From New York Times:
“The RMB is killing me,” groaned Jin Jue.
Mr. Jin, a hip-looking 35-year-old with spiky hair and an all-black ensemble, describes himself on his business card as the “board chairman” of the Shanghai Jinjue Fashion Company. It was my first full day in China, and Mr. Jin was showing me around his factory on the outskirts of town.
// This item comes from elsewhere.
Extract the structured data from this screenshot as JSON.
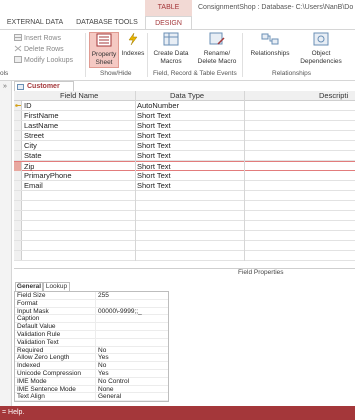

RMB, of course, is shorthand for renminbi, the Chinese currency, also known as the yuan, which, since the beginning of the year, has risen more than 4 percent against the declining dollar. Even as the Chinese economy has become increasingly powerful, the government has kept the yuan artificially low, much to the annoyance of the United States. Truth to tell, it is still not nearly as high as it would be if it were unmoored from government control. When the Treasury secretary, Henry Paulson Jr., was in Beijing this week, he praised the recent rise of the yuan though — as he invariably does when he’s in China — he called on Chinese officials to let their currency float freely.